> [Supplied data]
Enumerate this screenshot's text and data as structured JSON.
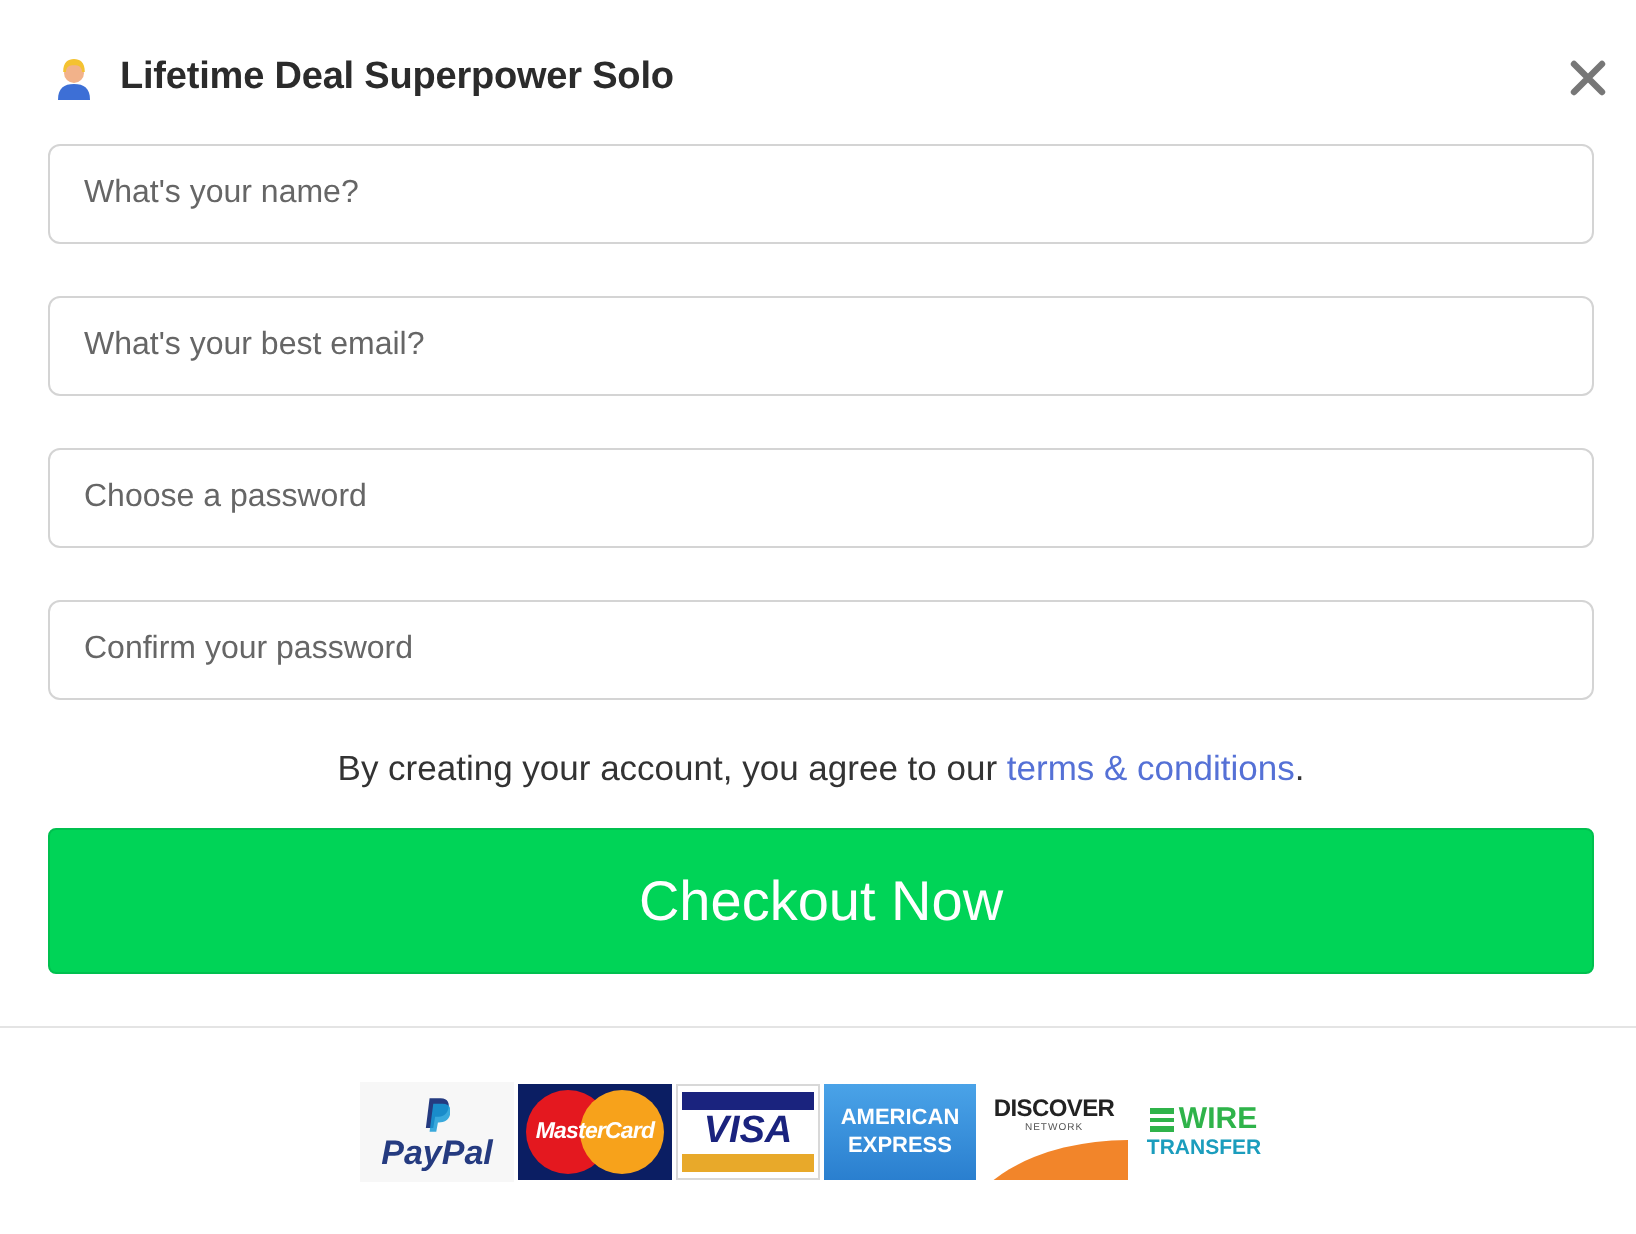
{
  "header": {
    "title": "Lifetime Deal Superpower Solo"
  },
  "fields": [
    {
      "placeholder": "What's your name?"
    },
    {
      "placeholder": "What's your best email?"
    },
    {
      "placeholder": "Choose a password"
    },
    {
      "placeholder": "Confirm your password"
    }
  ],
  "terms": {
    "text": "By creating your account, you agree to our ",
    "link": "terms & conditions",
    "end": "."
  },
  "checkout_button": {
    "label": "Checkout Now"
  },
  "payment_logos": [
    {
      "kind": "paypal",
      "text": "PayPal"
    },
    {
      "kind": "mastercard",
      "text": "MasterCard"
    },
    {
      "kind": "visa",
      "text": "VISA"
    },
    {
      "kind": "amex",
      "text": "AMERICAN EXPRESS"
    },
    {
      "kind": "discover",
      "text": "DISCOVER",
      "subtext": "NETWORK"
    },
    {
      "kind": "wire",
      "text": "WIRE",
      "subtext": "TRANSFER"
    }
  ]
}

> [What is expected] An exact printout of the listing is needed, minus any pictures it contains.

> [Written solution]
Enumerate this screenshot's text and data as structured JSON.
{
  "header": {
    "title": "Lifetime Deal Superpower Solo"
  },
  "fields": [
    {
      "placeholder": "What's your name?"
    },
    {
      "placeholder": "What's your best email?"
    },
    {
      "placeholder": "Choose a password"
    },
    {
      "placeholder": "Confirm your password"
    }
  ],
  "terms": {
    "text": "By creating your account, you agree to our ",
    "link": "terms & conditions",
    "end": "."
  },
  "checkout_button": {
    "label": "Checkout Now"
  },
  "payment_logos": [
    {
      "kind": "paypal",
      "text": "PayPal"
    },
    {
      "kind": "mastercard",
      "text": "MasterCard"
    },
    {
      "kind": "visa",
      "text": "VISA"
    },
    {
      "kind": "amex",
      "text": "AMERICAN EXPRESS"
    },
    {
      "kind": "discover",
      "text": "DISCOVER",
      "subtext": "NETWORK"
    },
    {
      "kind": "wire",
      "text": "WIRE",
      "subtext": "TRANSFER"
    }
  ]
}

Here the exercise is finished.